pooh said...

But beware that code running in Flash on a webpage can also change router settings this way, so potentially visiting a malicious website could open specific ports to the outer world.

Chuck said...


That's a subject of some debate.

My personal opinion is that if you have the ability to use your computer carefully, using UPnP to dynamically open and close ports is better than opening ports permanently.

If you do not have the ability to use your computer carefully, then you should not use UPnP, and you should not open any ports that might allow malicious traffic through your router.

The latter alternative is a very small step from "put your computer back into the box, and take it back to the store", IMHO.

If you have a house, is it better to not have a door because bad guys might get into the house, then use the door to let more bad guys in? Or should you have a door, but use it properly and lock it when ever necessary?

Indicator Veritatis said...

Chuck, you have not answered my question at all. You have said nothing at all about how we can be sure that the UpnP code is properly written.

Chuck said...

LOL, Indie,

You got me there.

Unless you are a programmer, and you can reverse engineer all of the code that scares you, you really can't.

How can you be sure that any code is "properly written"?
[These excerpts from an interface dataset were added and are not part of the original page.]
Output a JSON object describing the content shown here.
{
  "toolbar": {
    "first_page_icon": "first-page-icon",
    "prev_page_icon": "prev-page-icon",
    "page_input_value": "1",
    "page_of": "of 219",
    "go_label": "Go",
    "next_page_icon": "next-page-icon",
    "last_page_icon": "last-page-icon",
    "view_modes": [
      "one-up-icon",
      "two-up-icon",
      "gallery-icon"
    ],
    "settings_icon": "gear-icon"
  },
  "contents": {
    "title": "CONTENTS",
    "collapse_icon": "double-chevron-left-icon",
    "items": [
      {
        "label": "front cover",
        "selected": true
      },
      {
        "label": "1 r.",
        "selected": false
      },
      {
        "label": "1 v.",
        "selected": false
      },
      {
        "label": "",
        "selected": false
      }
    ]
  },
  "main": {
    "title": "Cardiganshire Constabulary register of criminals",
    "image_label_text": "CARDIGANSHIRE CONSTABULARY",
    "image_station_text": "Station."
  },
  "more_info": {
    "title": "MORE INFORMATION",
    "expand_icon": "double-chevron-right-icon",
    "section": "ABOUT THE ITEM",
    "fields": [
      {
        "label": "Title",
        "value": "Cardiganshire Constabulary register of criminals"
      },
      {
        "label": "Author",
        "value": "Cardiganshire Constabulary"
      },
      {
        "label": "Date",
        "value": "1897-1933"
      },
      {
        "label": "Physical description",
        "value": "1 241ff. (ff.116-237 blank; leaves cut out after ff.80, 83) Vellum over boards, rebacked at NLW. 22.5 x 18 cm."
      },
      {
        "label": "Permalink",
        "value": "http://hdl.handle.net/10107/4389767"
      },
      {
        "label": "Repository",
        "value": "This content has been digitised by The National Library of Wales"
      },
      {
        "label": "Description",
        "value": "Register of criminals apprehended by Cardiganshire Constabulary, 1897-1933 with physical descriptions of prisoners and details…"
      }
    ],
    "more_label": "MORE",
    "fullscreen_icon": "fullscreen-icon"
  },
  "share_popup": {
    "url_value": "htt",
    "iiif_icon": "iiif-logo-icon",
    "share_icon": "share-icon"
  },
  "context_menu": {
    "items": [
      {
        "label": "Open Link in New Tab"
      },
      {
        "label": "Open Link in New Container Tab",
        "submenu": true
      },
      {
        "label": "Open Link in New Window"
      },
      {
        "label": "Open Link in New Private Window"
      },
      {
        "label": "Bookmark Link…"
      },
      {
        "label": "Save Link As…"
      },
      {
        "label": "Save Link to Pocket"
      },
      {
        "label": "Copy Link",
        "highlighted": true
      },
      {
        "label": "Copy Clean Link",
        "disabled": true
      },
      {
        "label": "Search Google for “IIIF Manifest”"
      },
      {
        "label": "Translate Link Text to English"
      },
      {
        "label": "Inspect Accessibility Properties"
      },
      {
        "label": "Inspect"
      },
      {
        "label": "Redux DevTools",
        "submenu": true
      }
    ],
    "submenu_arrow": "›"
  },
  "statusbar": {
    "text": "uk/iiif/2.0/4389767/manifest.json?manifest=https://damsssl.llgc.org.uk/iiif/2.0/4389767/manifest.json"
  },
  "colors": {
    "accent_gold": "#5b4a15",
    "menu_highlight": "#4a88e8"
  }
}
My thought on that would be to use code that millions of other people use. Any product with any popularity is probably being carefully scrutinized by one watchdog agency or organisation. As long as you are not the CIA, or some major bank or other terrorist target, most likely you are as safe as anybody else using the same router, or software.

In reality, you can't be 100% sure that code in any electronic device is "properly written". Do you have a microwave oven in your home? Do you leave it connected to the mains, on a 7 x 24 basis? If the microcode in the circuitry on your microwave oven is not "properly written", the oven might turn on when you are not watching.

But you still (probably) have a microwave oven - and you have a computer, and a router.

If you have a computer - and you have a router - you have to place some trust in the people who wrote the code that runs on your computer, and in your router.

Whether it's code that runs the mouse pointer, that opens and closes ports on the router, or that lets you chat (audio / text / video) with your friends, you have to trust that code.

Life is full of risks.